* **EXERCISE GOAL**
Whenever the word "words" turns up in a line of the data below, copy that line.

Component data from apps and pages
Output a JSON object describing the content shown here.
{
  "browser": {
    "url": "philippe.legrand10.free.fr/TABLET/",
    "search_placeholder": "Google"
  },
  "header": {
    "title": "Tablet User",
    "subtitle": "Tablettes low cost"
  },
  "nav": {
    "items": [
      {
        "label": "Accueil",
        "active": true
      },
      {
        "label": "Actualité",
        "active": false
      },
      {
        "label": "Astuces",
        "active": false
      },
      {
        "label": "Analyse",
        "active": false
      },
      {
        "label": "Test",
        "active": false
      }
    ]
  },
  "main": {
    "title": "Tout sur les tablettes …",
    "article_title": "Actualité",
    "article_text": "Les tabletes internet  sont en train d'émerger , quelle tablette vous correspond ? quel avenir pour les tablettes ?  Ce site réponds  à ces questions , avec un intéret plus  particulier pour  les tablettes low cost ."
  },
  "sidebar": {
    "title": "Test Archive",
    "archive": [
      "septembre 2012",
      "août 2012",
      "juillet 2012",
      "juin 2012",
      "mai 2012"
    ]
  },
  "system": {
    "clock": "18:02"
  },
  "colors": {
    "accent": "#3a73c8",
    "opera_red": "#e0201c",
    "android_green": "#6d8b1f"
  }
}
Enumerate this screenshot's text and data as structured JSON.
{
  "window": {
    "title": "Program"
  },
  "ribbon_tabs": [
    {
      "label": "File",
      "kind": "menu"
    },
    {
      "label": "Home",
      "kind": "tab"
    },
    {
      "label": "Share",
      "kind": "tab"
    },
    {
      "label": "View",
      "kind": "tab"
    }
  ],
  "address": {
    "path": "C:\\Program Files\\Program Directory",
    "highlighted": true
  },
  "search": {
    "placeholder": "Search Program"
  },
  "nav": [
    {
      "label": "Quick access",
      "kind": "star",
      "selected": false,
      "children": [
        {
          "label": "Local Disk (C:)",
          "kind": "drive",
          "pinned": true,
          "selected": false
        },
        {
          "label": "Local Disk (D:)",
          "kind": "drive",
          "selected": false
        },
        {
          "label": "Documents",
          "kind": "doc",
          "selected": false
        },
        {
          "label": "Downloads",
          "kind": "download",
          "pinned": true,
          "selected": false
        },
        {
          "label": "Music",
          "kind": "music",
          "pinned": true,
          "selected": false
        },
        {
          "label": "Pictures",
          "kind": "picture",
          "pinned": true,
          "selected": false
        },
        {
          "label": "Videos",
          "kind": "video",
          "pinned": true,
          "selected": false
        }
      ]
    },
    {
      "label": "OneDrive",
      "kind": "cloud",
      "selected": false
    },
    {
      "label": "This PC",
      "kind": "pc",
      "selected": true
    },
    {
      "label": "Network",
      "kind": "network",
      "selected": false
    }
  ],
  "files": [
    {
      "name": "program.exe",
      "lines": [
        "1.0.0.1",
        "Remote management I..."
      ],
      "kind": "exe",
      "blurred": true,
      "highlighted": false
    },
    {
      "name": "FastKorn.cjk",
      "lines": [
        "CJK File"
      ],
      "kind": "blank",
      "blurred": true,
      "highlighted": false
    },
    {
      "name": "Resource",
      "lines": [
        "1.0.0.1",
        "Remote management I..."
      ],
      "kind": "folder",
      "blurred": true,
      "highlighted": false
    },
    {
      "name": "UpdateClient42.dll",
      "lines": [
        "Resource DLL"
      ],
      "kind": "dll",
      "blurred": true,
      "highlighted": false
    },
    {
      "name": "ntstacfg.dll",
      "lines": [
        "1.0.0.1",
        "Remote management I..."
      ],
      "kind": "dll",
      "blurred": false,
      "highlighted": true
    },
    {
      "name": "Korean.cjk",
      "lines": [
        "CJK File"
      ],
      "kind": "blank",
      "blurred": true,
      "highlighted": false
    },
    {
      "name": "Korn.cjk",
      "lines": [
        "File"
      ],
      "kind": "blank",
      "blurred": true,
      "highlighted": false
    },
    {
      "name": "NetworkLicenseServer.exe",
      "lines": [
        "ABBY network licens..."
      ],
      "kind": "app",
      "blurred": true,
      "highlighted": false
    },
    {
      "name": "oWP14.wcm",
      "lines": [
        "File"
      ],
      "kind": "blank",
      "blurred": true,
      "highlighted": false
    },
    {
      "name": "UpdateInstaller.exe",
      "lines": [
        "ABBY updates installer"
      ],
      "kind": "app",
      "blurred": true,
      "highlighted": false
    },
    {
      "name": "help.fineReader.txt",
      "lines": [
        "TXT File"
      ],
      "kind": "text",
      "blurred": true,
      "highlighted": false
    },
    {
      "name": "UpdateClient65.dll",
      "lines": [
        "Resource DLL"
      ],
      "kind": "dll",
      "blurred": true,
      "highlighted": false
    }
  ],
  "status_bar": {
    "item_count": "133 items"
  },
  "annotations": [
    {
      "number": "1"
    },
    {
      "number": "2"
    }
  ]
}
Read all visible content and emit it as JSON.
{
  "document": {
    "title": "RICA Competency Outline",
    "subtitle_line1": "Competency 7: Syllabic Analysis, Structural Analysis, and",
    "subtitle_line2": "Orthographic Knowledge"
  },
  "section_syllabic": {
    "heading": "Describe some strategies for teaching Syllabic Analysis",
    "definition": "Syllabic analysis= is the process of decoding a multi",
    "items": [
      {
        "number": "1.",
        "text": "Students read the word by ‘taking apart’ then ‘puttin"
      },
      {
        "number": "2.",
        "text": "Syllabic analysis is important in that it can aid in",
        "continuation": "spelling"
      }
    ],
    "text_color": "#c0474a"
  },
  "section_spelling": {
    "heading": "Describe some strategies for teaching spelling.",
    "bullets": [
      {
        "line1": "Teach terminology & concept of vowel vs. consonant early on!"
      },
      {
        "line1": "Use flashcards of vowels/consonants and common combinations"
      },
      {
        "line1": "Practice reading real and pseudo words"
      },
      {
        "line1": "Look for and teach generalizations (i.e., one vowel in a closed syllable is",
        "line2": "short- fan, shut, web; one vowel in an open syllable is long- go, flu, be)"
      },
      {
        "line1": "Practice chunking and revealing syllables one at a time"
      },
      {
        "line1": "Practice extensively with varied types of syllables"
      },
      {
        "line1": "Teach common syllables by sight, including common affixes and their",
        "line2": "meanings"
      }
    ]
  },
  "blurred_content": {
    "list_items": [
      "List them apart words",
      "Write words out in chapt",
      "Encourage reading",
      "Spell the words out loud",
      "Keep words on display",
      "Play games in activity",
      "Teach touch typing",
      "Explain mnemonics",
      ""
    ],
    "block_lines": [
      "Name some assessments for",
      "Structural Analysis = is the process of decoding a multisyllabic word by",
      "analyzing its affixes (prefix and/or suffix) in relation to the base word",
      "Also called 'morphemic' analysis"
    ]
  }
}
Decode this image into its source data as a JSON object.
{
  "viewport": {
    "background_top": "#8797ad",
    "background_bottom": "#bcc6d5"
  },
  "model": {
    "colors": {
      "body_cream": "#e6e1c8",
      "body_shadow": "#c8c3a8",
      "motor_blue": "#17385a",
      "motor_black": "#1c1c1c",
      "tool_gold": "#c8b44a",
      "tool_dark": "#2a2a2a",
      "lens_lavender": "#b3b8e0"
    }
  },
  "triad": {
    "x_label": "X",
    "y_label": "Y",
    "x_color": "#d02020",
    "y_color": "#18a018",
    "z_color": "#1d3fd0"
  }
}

* **RESULT OF THIS TASK**
        "line1": "Practice reading real and pseudo words"
      "List them apart words",
      "Write words out in chapt",
      "Spell the words out loud",
      "Keep words on display",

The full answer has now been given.